Borders pretend that Mexico is not the US’s third largest trading partner. Borders forget that people on both sides of the line share Spanish as their native tongue. Borders ignore that the very names of towns and states here are of Spanish-Mexican origin: Los Angeles, San Francisco, Santa Cruz, Florida, New Mexico, California, Montana (an anglicized form of the word montaña meaning “mountain”). A wall doesn’t change the fact that our countries have been woven tightly together over our long histories.
Borders strangle cultural exchange and let otherness persist as part of a national identity. They bind and limit a nation by exclusion.
Languages breaking borders
With such a stranglehold on its citizens, we can only hope nation states collapse to a certain degree. We should be able to ease back into reality, where not everyone is out to get us. Where we’re not so wildly possessive of land—not realizing it wasn’t ours in the first place. And, where we respect people no matter where they’re from, because we have a basic level of decency for humanity. I imagine the US, right now, as a country with bars around it. As in, we walk through sand and look out at the ocean through bars. I’m asking, what would peace in the US look like today? What can we do to make it happen?
Kindness and love are universal languages, and we don’t need words to express them. If we let ourselves give a small gesture of love to someone who speaks a different native language than we do, what might happen? It could be to a neighbor, a classmate, or another parent in your child’s school. It could mean helping out a coworker, a storeowner, a fellow shopper. Letting kindness and love into our daily routines, however small, could grow into us becoming more aware of the kinds of people we elect into office. It could be how we stop news outlets and politicians from manipulating us so easily.
Learning to speak these universal languages allows our potential to go way beyond borders.
Taneesh Khera is a poet, writer based in Oakland, CA. She’s also a linguist trained in the US, Mexico, and Chile.

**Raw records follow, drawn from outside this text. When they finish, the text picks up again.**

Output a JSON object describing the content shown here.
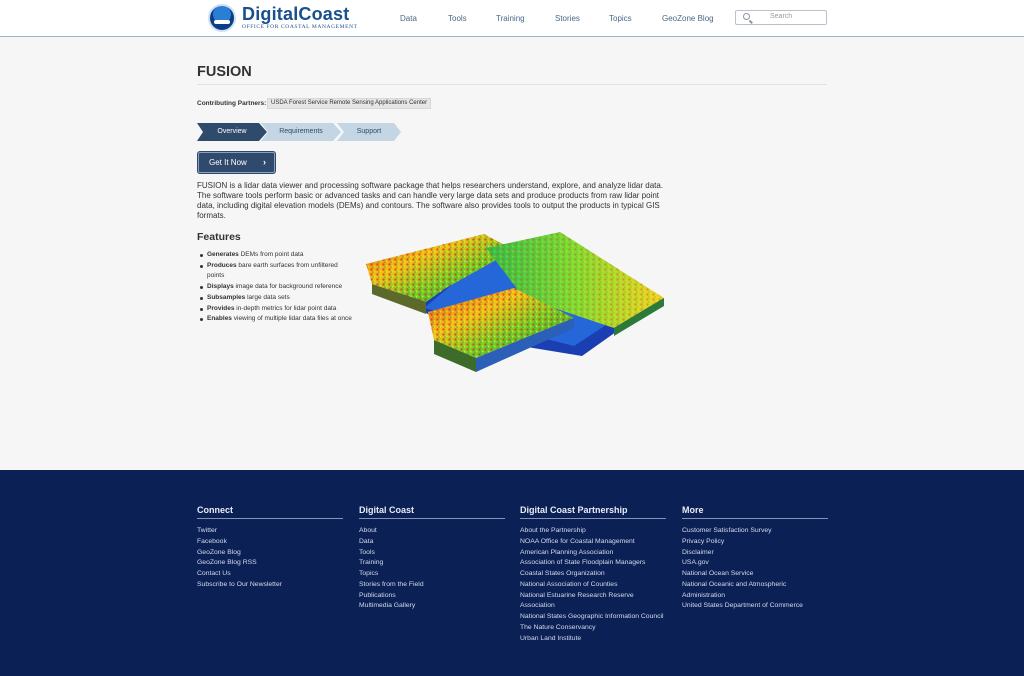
{
  "header": {
    "logo_title": "DigitalCoast",
    "logo_subtitle": "OFFICE FOR COASTAL MANAGEMENT",
    "nav": [
      "Data",
      "Tools",
      "Training",
      "Stories",
      "Topics",
      "GeoZone Blog"
    ],
    "search_placeholder": "Search"
  },
  "main": {
    "title": "FUSION",
    "partners_label": "Contributing Partners:",
    "partner": "USDA Forest Service Remote Sensing Applications Center",
    "tabs": [
      "Overview",
      "Requirements",
      "Support"
    ],
    "active_tab": "Overview",
    "cta_label": "Get It Now",
    "description": "FUSION is a lidar data viewer and processing software package that helps researchers understand, explore, and analyze lidar data. The software tools perform basic or advanced tasks and can handle very large data sets and produce products from raw lidar point data, including digital elevation models (DEMs) and contours. The software also provides tools to output the products in typical GIS formats.",
    "features_title": "Features",
    "features": [
      {
        "bold": "Generates",
        "text": " DEMs from point data"
      },
      {
        "bold": "Produces",
        "text": " bare earth surfaces from unfiltered points"
      },
      {
        "bold": "Displays",
        "text": " image data for background reference"
      },
      {
        "bold": "Subsamples",
        "text": " large data sets"
      },
      {
        "bold": "Provides",
        "text": " in-depth metrics for lidar point data"
      },
      {
        "bold": "Enables",
        "text": " viewing of multiple lidar data files at once"
      }
    ]
  },
  "footer": {
    "columns": [
      {
        "title": "Connect",
        "links": [
          "Twitter",
          "Facebook",
          "GeoZone Blog",
          "GeoZone Blog RSS",
          "Contact Us",
          "Subscribe to Our Newsletter"
        ]
      },
      {
        "title": "Digital Coast",
        "links": [
          "About",
          "Data",
          "Tools",
          "Training",
          "Topics",
          "Stories from the Field",
          "Publications",
          "Multimedia Gallery"
        ]
      },
      {
        "title": "Digital Coast Partnership",
        "links": [
          "About the Partnership",
          "NOAA Office for Coastal Management",
          "American Planning Association",
          "Association of State Floodplain Managers",
          "Coastal States Organization",
          "National Association of Counties",
          "National Estuarine Research Reserve Association",
          "National States Geographic Information Council",
          "The Nature Conservancy",
          "Urban Land Institute"
        ]
      },
      {
        "title": "More",
        "links": [
          "Customer Satisfaction Survey",
          "Privacy Policy",
          "Disclaimer",
          "USA.gov",
          "National Ocean Service",
          "National Oceanic and Atmospheric Administration",
          "United States Department of Commerce"
        ]
      }
    ]
  },
  "colors": {
    "header_rule": "#9fb2cc",
    "tab_active": "#2e4b6c",
    "tab_inactive": "#c4d5e3",
    "footer_bg": "#0b2055"
  }
}
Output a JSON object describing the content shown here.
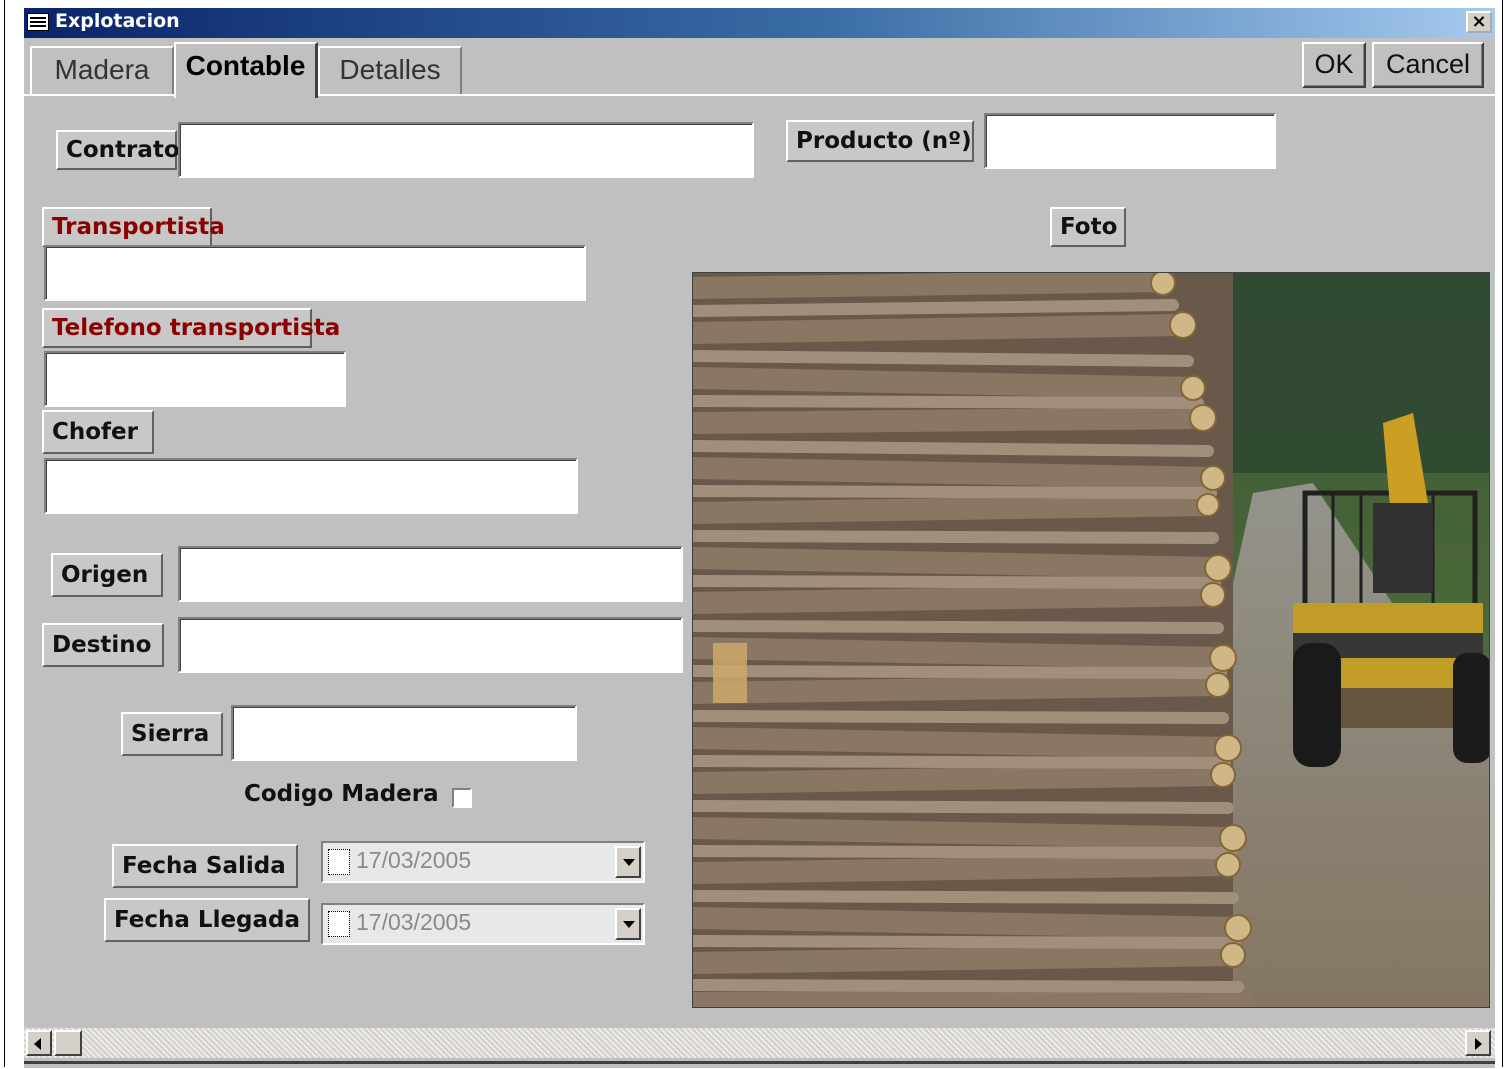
{
  "window": {
    "title": "Explotacion",
    "close_label": "×"
  },
  "tabs": [
    {
      "label": "Madera",
      "active": false
    },
    {
      "label": "Contable",
      "active": true
    },
    {
      "label": "Detalles",
      "active": false
    }
  ],
  "actions": {
    "ok_label": "OK",
    "cancel_label": "Cancel"
  },
  "form": {
    "contrato": {
      "label": "Contrato",
      "value": ""
    },
    "producto": {
      "label": "Producto (nº)",
      "value": ""
    },
    "transportista": {
      "label": "Transportista",
      "value": ""
    },
    "telefono_transportista": {
      "label": "Telefono transportista",
      "value": ""
    },
    "chofer": {
      "label": "Chofer",
      "value": ""
    },
    "origen": {
      "label": "Origen",
      "value": ""
    },
    "destino": {
      "label": "Destino",
      "value": ""
    },
    "sierra": {
      "label": "Sierra",
      "value": ""
    },
    "codigo_madera": {
      "label": "Codigo Madera",
      "checked": false
    },
    "fecha_salida": {
      "label": "Fecha Salida",
      "value": "17/03/2005",
      "enabled": false
    },
    "fecha_llegada": {
      "label": "Fecha Llegada",
      "value": "17/03/2005",
      "enabled": false
    }
  },
  "photo": {
    "label": "Foto"
  },
  "icons": {
    "app": "form-icon",
    "close": "close-icon",
    "dropdown": "chevron-down-icon",
    "scroll_left": "arrow-left-icon",
    "scroll_right": "arrow-right-icon"
  },
  "colors": {
    "titlebar_start": "#0a246a",
    "titlebar_end": "#a6caf0",
    "background": "#c0c0c0",
    "required_label": "#8b0000"
  }
}
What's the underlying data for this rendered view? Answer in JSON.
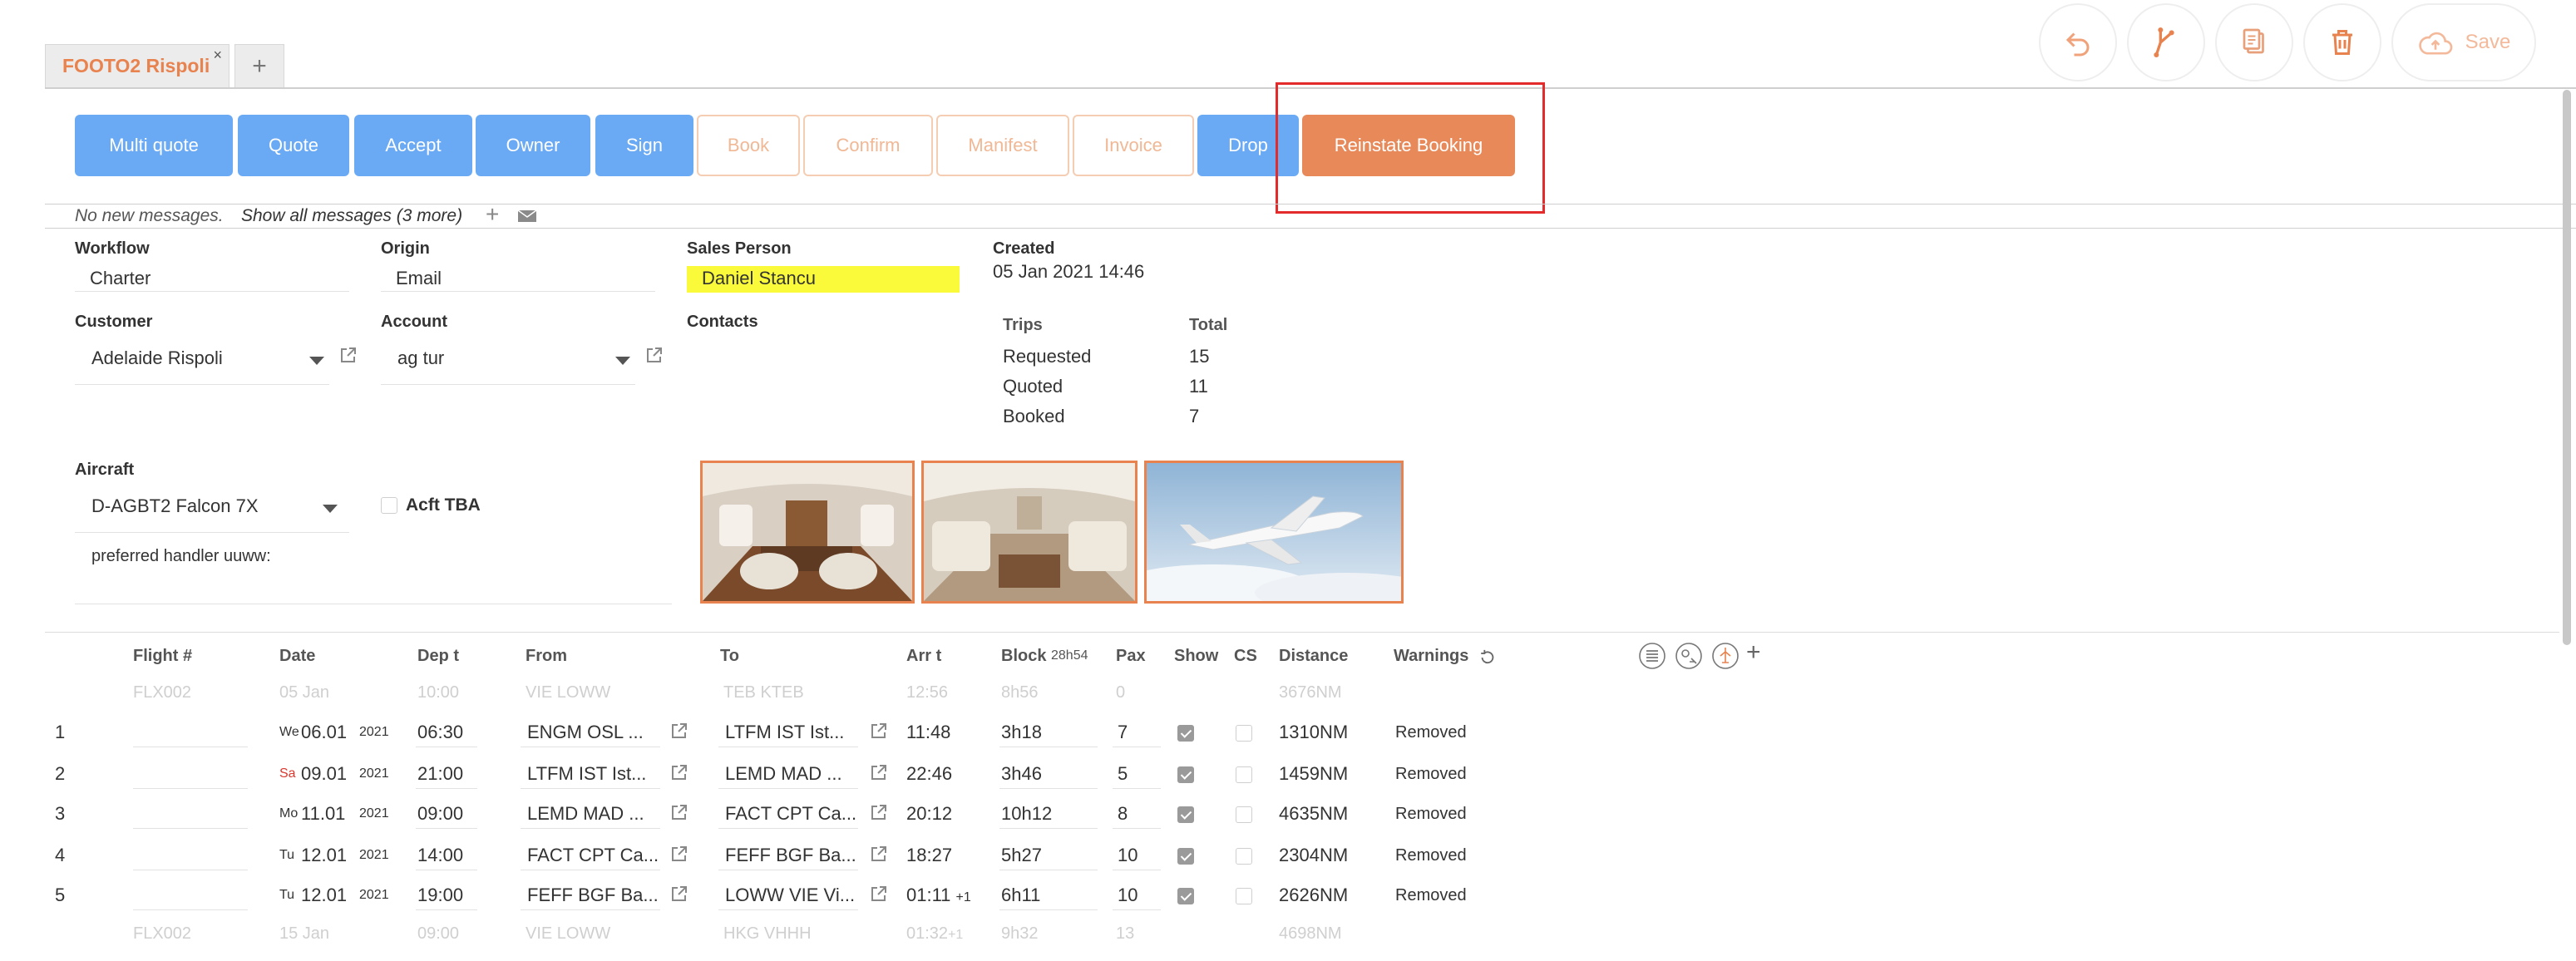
{
  "tabs": [
    {
      "label": "FOOTO2 Rispoli",
      "close": "×"
    }
  ],
  "tab_add": "+",
  "top_actions": {
    "undo": "undo-icon",
    "branch": "branch-icon",
    "copy": "copy-icon",
    "delete": "trash-icon",
    "save_label": "Save"
  },
  "buttons": [
    {
      "label": "Multi quote",
      "style": "blue"
    },
    {
      "label": "Quote",
      "style": "blue"
    },
    {
      "label": "Accept",
      "style": "blue"
    },
    {
      "label": "Owner",
      "style": "blue"
    },
    {
      "label": "Sign",
      "style": "blue"
    },
    {
      "label": "Book",
      "style": "outline"
    },
    {
      "label": "Confirm",
      "style": "outline"
    },
    {
      "label": "Manifest",
      "style": "outline"
    },
    {
      "label": "Invoice",
      "style": "outline"
    },
    {
      "label": "Drop",
      "style": "blue"
    },
    {
      "label": "Reinstate Booking",
      "style": "orange"
    }
  ],
  "messages": {
    "none": "No new messages.",
    "show_all": "Show all messages (3 more)",
    "add": "+"
  },
  "form": {
    "workflow_label": "Workflow",
    "workflow_value": "Charter",
    "origin_label": "Origin",
    "origin_value": "Email",
    "sales_label": "Sales Person",
    "sales_value": "Daniel Stancu",
    "created_label": "Created",
    "created_value": "05 Jan 2021 14:46",
    "customer_label": "Customer",
    "customer_value": "Adelaide Rispoli",
    "account_label": "Account",
    "account_value": "ag tur",
    "contacts_label": "Contacts",
    "aircraft_label": "Aircraft",
    "aircraft_value": "D-AGBT2 Falcon 7X",
    "acft_tba_label": "Acft TBA",
    "notes": "preferred handler uuww:"
  },
  "trips": {
    "header_trips": "Trips",
    "header_total": "Total",
    "rows": [
      {
        "label": "Requested",
        "value": "15"
      },
      {
        "label": "Quoted",
        "value": "11"
      },
      {
        "label": "Booked",
        "value": "7"
      }
    ]
  },
  "thumbnails": [
    "cabin-photo",
    "cabin-photo",
    "jet-photo"
  ],
  "table": {
    "headers": {
      "flight": "Flight #",
      "date": "Date",
      "dep": "Dep t",
      "from": "From",
      "to": "To",
      "arr": "Arr t",
      "block": "Block",
      "block_total": "28h54",
      "pax": "Pax",
      "show": "Show",
      "cs": "CS",
      "distance": "Distance",
      "warnings": "Warnings",
      "add": "+"
    },
    "ghost_top": {
      "flight": "FLX002",
      "date": "05 Jan",
      "dep": "10:00",
      "from": "VIE LOWW",
      "to": "TEB KTEB",
      "arr": "12:56",
      "block": "8h56",
      "pax": "0",
      "distance": "3676NM"
    },
    "rows": [
      {
        "num": "1",
        "dow": "We",
        "date": "06.01",
        "year": "2021",
        "dep": "06:30",
        "from": "ENGM OSL ...",
        "to": "LTFM IST Ist...",
        "arr": "11:48",
        "arr_suffix": "",
        "block": "3h18",
        "pax": "7",
        "show": true,
        "cs": false,
        "distance": "1310NM",
        "warning": "Removed"
      },
      {
        "num": "2",
        "dow": "Sa",
        "date": "09.01",
        "year": "2021",
        "dep": "21:00",
        "from": "LTFM IST Ist...",
        "to": "LEMD MAD ...",
        "arr": "22:46",
        "arr_suffix": "",
        "block": "3h46",
        "pax": "5",
        "show": true,
        "cs": false,
        "distance": "1459NM",
        "warning": "Removed"
      },
      {
        "num": "3",
        "dow": "Mo",
        "date": "11.01",
        "year": "2021",
        "dep": "09:00",
        "from": "LEMD MAD ...",
        "to": "FACT CPT Ca...",
        "arr": "20:12",
        "arr_suffix": "",
        "block": "10h12",
        "pax": "8",
        "show": true,
        "cs": false,
        "distance": "4635NM",
        "warning": "Removed"
      },
      {
        "num": "4",
        "dow": "Tu",
        "date": "12.01",
        "year": "2021",
        "dep": "14:00",
        "from": "FACT CPT Ca...",
        "to": "FEFF BGF Ba...",
        "arr": "18:27",
        "arr_suffix": "",
        "block": "5h27",
        "pax": "10",
        "show": true,
        "cs": false,
        "distance": "2304NM",
        "warning": "Removed"
      },
      {
        "num": "5",
        "dow": "Tu",
        "date": "12.01",
        "year": "2021",
        "dep": "19:00",
        "from": "FEFF BGF Ba...",
        "to": "LOWW VIE Vi...",
        "arr": "01:11",
        "arr_suffix": "+1",
        "block": "6h11",
        "pax": "10",
        "show": true,
        "cs": false,
        "distance": "2626NM",
        "warning": "Removed"
      }
    ],
    "ghost_bottom": {
      "flight": "FLX002",
      "date": "15 Jan",
      "dep": "09:00",
      "from": "VIE LOWW",
      "to": "HKG VHHH",
      "arr": "01:32",
      "arr_suffix": "+1",
      "block": "9h32",
      "pax": "13",
      "distance": "4698NM"
    }
  },
  "colors": {
    "accent": "#e8824e",
    "blue": "#6aa9f4",
    "highlight": "#fafa3a",
    "red_box": "#e32b2b"
  }
}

Se habla español. See more of her work here: www.kheraphrase.ink.